When the shelter moved to the site on Frederick Boulevard in 1981, they were able to expand the cinderblock building to include an education room. Aside from funding received from the City contract, the Society solicited help from the community and received needed funding through grants, contributions, and bequests. At that time, 65% of the shelter animals were brought in by Animal Control Officers and 15% were brought in as strays from concerned citizens. Keith Jeter, the Executive Director, began record keeping with a database in 1997. By 2002, the first Capital Campaign was underway. Mrs. Chapman noted, “When the shelter was built, the average dog was much smaller and the size preference for dogs in 2002 has increased markedly. The cages no longer accommodate many of the animals brought into the shelter.” It required a sizable amount of money to replace the cages at that time. Mr. Jeter pointed out that, “Space alone would not solve the problem of unwanted animals. We need to work to reduce the number of backyard breeders and to encourage people to have their animals spayed or neutered.” The Society has always sought to find homes for as many animals as possible and their goal in 2002 was to get the euthanasia rate below 50%. Another important facet of the Society operations was the educational outreach done by Mrs. Elizabeth Coburn, Humane Educator on staff. She began educational visits to schools, scouts, and other children’s groups and also made many pet therapy visits to nursing and retirement homes. She adopted and trained two fine dogs from PHS for this mission. One grateful resident at a retirement home, Mr. W. Mount, left a generous bequest to the Society in Mrs. Coburn’s honor.

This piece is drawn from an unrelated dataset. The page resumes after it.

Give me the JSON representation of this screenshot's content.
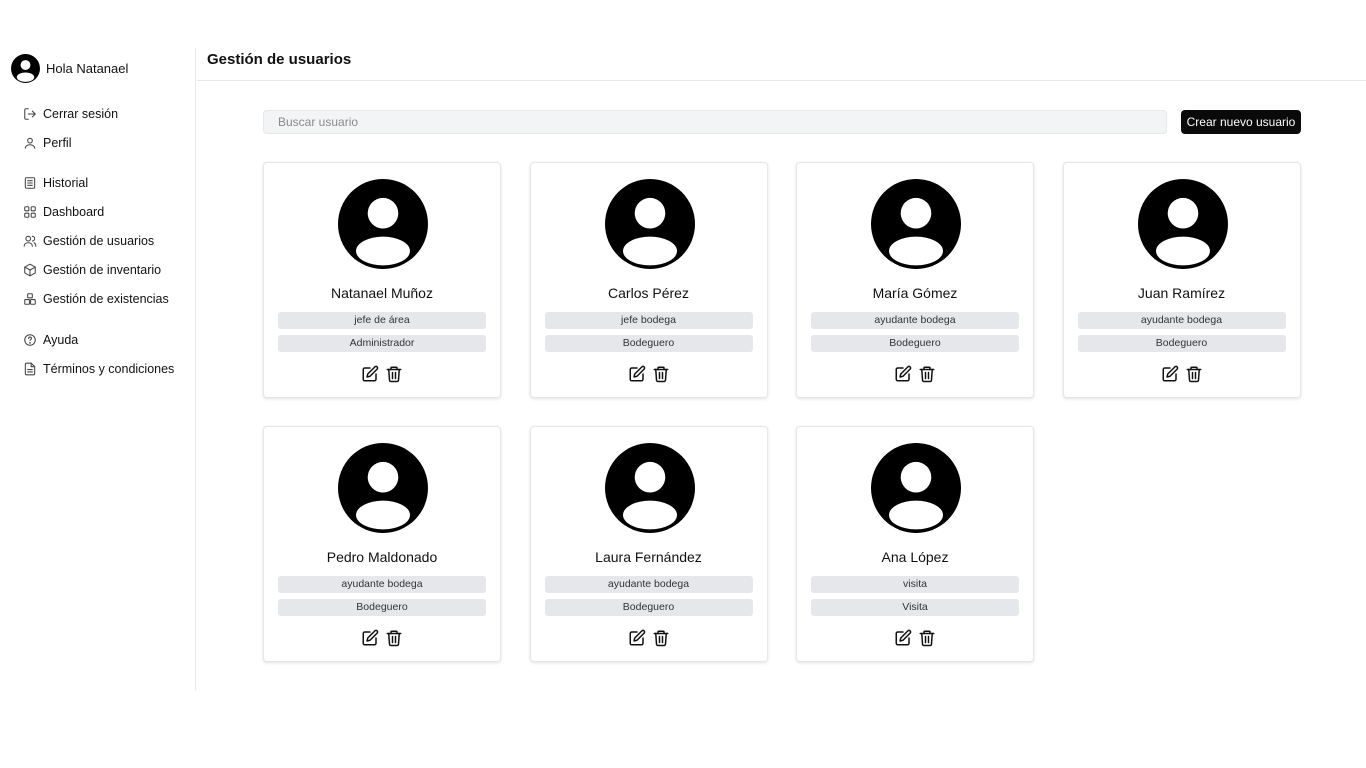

As the Shelter aged, it was evident; another facility would be needed to serve the growing population of pets in Portsmouth. The Society’s second Capital Building Campaign was launched in December 2010. By December 2011, the new and current home of Portsmouth Humane Society was ready: 4022 Seaboard Court in the Industrial Park off of Greenwood Drive. This facility has a capacity for 110 cats and 90 dogs—a total of 200 animals.
At present (January 2019), Julie Poellnitz, Board President, leads a Board of seventeen Directors. The friendly relationship with the City of Portsmouth is still in place. PHS serves as the public shelter for the City of Portsmouth.

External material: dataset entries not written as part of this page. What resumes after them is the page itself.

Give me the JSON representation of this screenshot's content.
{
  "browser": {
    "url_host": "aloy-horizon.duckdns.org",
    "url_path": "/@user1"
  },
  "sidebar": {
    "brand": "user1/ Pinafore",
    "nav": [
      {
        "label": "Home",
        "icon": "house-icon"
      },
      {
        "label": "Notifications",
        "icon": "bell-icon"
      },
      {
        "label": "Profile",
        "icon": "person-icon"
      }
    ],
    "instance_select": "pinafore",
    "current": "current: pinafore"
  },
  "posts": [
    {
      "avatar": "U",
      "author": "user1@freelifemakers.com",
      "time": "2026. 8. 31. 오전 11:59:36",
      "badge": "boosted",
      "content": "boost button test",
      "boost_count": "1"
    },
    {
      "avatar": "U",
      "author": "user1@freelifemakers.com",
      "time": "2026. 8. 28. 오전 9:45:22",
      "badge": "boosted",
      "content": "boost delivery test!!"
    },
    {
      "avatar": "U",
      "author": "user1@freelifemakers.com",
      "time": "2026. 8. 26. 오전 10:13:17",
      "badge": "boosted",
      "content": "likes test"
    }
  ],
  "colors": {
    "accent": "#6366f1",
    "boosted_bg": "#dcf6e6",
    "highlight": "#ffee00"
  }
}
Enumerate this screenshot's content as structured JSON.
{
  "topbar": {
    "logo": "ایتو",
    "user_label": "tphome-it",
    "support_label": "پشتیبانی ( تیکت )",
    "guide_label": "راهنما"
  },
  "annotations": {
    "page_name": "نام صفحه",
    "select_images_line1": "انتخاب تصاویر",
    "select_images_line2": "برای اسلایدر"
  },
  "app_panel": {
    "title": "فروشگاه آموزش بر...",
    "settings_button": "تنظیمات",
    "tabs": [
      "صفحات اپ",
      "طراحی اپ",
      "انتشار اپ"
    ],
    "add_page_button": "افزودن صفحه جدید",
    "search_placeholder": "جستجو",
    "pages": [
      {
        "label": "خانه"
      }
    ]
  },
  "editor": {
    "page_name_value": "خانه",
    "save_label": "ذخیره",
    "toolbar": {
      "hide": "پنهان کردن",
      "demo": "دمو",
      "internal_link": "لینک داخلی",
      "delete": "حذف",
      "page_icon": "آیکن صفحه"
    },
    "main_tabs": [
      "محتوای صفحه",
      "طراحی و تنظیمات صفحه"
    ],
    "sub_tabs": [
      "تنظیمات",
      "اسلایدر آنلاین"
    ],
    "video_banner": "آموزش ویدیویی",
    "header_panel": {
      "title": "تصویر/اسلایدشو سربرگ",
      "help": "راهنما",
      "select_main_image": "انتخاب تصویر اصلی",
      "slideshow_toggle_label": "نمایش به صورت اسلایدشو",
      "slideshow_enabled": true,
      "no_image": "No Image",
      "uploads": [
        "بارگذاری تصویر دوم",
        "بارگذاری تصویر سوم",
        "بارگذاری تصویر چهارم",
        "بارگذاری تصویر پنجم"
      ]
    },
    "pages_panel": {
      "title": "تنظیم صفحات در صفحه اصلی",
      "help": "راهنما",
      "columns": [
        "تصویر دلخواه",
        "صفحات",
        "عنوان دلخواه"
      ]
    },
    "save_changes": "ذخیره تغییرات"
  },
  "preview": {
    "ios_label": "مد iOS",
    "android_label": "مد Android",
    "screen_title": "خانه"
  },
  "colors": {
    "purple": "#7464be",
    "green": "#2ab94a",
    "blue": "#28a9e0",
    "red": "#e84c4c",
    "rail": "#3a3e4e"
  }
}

Increasing both funding streams and volunteer assistance are two important goals to continue to successfully serve the animals in our care. The annual “Cause for Paws” signature event is held the last Saturday in April at North Landing Park in Portsmouth. A 5k race and pet friendly festival help the shelter raise necessary funding to provide a safe, temporary home for the animals which come through our doors.
** Some material for this history was taken from a Virginian-Pilot article dated 2002, with quotes from Mrs. Helen Chapman and Mr. Keith Jeter; a presentation given by Captain Richard Fox to the Rotary Club in 2002; and Shirley Fox, Board Secretary 2006-2010.